**WHAT IS REQUIRED**
Report every line of the data where the string "home" appears.

<<<<

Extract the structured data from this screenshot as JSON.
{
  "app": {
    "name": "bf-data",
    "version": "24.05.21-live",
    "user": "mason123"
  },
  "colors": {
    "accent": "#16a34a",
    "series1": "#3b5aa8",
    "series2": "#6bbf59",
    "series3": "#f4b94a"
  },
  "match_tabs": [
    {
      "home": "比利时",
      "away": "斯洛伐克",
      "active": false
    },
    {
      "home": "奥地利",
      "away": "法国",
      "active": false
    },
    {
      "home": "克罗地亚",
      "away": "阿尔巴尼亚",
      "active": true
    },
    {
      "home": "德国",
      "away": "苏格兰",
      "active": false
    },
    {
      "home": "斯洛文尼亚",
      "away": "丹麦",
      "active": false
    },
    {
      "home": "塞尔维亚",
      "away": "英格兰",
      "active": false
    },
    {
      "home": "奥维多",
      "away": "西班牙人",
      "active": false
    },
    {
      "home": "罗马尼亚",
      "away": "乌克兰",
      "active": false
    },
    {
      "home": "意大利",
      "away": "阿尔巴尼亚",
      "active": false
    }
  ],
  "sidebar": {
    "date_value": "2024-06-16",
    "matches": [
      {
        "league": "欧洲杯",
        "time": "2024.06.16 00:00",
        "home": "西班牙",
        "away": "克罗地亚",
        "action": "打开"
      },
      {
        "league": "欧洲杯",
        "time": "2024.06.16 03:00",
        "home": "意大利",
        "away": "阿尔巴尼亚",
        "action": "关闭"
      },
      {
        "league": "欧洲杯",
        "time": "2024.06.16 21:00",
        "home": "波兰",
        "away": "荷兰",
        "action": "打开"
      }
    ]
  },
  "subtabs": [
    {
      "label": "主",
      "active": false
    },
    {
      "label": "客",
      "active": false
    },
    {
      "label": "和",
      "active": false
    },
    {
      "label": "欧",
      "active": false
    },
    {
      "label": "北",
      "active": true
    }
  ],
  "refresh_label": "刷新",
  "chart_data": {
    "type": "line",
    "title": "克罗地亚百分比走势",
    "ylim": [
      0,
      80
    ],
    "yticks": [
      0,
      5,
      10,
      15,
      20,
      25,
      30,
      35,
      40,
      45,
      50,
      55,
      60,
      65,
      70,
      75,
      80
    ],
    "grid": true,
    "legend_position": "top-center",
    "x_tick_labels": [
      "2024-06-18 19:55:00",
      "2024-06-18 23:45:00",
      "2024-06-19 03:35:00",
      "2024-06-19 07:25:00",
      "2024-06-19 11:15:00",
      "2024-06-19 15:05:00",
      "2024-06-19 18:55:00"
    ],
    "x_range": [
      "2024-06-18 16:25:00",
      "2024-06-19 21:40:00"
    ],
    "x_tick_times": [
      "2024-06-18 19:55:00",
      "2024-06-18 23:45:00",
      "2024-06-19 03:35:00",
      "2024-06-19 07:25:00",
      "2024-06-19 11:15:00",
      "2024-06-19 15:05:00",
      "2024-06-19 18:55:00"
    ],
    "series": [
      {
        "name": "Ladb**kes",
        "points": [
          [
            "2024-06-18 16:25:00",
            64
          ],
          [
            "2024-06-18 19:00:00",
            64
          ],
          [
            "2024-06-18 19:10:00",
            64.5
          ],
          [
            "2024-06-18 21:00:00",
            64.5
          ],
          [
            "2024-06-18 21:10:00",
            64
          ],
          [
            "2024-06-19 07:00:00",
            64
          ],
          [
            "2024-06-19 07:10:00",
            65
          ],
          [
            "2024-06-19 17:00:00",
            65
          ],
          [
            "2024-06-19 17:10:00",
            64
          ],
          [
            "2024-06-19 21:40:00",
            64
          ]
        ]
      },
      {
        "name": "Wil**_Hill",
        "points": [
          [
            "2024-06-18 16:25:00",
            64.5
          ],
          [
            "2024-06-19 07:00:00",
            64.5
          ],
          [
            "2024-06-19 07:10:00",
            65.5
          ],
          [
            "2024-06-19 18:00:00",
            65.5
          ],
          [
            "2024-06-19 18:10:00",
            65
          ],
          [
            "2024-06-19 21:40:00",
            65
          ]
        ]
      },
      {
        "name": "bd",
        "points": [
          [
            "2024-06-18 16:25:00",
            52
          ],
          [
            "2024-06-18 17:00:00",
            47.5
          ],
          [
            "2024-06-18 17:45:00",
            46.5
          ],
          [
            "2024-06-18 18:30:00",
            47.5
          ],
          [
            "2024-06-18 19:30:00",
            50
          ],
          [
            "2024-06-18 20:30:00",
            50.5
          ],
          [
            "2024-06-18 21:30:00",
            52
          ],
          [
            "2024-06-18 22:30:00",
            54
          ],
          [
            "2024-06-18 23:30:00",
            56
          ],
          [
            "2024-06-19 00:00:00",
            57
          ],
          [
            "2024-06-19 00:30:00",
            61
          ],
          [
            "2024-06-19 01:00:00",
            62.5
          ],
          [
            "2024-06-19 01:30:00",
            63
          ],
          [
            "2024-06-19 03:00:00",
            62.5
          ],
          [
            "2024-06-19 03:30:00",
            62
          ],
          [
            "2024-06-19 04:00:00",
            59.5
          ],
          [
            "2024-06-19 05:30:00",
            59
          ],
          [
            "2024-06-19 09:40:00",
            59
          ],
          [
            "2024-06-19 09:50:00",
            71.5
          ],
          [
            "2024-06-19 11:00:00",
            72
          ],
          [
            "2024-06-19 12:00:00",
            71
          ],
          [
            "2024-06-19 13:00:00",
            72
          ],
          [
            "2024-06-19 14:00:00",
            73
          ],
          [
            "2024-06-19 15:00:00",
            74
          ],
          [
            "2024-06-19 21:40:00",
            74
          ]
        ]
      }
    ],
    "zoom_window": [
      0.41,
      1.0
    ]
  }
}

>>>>

**RESULT OF THE TASK**
      "home": "比利时",
      "home": "奥地利",
      "home": "克罗地亚",
      "home": "德国",
      "home": "斯洛文尼亚",
      "home": "塞尔维亚",
      "home": "奥维多",
      "home": "罗马尼亚",
      "home": "意大利",
        "home": "西班牙",
        "home": "意大利",
        "home": "波兰",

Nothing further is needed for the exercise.